Pemex is drilling in more than 3,000 feet of water from the Centenario Oil Platform in the southern Gulf of Mexico. Finally after 75 years of government blockage Mexico is seeking outside partnerships for its future.
Pemex has lacked the money and technical capacity to extract from its deeper waters.
With the Mexican Senate passing legislation opening its oil industry on December 10, 2013 the government is hoping that partnerships with foreign companies will mean billions of dollars of new reserves. The constitutional amendments will allow private investment into the country's oil industry.

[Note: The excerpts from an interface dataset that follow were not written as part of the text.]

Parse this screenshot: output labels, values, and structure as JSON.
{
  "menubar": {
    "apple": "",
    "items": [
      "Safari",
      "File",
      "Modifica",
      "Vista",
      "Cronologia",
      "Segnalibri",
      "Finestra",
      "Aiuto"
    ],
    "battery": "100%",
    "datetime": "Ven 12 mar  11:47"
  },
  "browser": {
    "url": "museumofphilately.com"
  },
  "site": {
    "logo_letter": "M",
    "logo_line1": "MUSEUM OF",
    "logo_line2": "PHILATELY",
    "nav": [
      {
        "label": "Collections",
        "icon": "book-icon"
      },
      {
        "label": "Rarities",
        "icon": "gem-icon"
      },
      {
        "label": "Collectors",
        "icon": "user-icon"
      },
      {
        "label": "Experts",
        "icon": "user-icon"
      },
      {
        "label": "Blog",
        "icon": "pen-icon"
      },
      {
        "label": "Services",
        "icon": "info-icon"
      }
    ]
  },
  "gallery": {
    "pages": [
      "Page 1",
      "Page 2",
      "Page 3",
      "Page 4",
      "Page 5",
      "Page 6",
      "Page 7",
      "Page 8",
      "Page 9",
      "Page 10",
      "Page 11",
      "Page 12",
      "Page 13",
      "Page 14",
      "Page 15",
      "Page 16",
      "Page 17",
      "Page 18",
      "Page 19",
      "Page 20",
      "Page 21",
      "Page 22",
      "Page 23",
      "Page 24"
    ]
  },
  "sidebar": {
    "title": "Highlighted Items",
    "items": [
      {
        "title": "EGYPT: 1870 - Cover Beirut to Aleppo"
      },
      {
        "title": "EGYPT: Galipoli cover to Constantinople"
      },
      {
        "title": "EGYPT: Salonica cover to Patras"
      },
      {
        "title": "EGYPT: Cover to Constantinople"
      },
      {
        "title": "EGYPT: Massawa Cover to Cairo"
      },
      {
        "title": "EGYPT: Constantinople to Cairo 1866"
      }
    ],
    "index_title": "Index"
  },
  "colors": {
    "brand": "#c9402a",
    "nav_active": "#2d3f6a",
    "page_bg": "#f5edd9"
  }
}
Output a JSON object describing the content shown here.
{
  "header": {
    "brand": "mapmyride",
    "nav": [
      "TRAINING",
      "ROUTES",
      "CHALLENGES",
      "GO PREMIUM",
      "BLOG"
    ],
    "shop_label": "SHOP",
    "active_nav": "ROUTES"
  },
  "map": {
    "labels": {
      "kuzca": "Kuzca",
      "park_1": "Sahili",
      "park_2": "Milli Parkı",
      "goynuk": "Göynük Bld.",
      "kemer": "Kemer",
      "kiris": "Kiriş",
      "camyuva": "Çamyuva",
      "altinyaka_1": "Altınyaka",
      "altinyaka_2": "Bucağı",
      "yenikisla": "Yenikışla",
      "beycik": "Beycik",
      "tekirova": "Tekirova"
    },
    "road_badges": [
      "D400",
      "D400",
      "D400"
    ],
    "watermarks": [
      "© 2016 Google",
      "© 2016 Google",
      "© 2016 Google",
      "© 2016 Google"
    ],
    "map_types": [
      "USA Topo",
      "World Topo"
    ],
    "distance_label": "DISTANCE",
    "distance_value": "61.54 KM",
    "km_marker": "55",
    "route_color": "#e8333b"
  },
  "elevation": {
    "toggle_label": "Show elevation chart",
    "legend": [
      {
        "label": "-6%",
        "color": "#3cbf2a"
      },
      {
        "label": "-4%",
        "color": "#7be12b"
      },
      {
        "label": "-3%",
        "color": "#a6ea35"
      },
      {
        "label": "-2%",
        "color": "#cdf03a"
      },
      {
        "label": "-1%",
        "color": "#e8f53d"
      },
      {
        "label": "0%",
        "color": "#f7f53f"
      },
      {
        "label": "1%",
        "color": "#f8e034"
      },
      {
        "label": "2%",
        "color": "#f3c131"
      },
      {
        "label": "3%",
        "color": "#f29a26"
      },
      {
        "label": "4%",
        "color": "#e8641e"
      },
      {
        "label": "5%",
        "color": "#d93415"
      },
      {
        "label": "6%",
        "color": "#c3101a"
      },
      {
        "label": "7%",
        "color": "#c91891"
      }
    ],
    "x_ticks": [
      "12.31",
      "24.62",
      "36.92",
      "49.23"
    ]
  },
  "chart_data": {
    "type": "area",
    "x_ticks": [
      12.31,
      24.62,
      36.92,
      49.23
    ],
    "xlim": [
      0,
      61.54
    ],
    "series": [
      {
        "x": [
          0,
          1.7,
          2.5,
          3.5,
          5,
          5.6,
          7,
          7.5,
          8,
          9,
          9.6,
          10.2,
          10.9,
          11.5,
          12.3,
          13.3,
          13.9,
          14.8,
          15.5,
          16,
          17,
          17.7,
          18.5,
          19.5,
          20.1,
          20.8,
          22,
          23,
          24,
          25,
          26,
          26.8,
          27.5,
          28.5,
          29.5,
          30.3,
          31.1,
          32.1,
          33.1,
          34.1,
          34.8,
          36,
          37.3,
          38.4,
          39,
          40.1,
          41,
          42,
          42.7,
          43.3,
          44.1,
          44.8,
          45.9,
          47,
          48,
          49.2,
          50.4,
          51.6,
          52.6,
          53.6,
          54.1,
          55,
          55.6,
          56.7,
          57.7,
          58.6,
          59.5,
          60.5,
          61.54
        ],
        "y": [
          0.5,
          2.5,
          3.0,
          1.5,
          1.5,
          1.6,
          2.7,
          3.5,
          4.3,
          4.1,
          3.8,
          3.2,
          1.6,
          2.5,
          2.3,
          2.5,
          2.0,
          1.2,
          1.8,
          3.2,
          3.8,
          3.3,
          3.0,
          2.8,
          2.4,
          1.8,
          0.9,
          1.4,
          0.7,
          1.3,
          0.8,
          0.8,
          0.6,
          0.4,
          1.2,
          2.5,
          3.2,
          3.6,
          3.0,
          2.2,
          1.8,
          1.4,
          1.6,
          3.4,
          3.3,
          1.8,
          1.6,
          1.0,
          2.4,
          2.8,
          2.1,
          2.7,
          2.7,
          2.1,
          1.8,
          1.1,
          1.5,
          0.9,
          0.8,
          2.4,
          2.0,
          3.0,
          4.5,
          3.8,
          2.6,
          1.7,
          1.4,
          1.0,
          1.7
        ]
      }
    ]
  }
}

The companies poised to benefit from the Mexican Senate vote to allow some foreign investment would be the large major oil companies which some analysts feel have no room to grow. These would be Exxon Mobil (XOM), BP (BP), Chevron Corporation (CVX).
Pemex estimate that 50 billion barrels of oil reside in the depths of the gulf, more than all of Mexico's proven reserves on land and in shallower waters.
The Centenario rig (one of four rigs Pemex is renting to make its first exploratory wells in deep water) is located in the Lakach Field. Of the 28 wells associated with those rigs, Pemex officials say they have found evidence of oil or gas at 15. The company's head of exploration and production, Carlos Morales, predicted that deep-water oil could one day account for as much as 30 percent of Mexico's production.
Going from test wells to production takes years of planning and huge investments to build the infrastructure to exploit the oil reserves. Pemex will not have the money to fund the deep water development according to Government Studies with losses on each unsuccessful well around 12bn USD. Pemex who is only planning to spend 26bn USD in 2014 which is far short of the 60bn USD estimated needed each year to properly exploit the deep water reserves.
The technical expertise needed is only available for using the major oil companies of the world. Pemex is not ready to attack these wells themselves. They will only probably play a part in the consortium with international companies. The rewards of the deep water plays will have to be large enough to provide the international companies a good return. It will still be a win-win situation as Pemex can start to reverse its 25 year slide in oil production. While the major international oil companies can take the lessons earned in the last 30 years and expand development the Gulf of Mexico.
I spent over a decade my working life with INTEC Engineering (a specialist deep water engineering firm) eventually serving as group controller. I accounted for the engineering of some of the largest deep water Gulf of Mexico projects. It always seemed insane to me that the fields in Mexico territorial waters (let alone the eastern gulf) were not being utilized.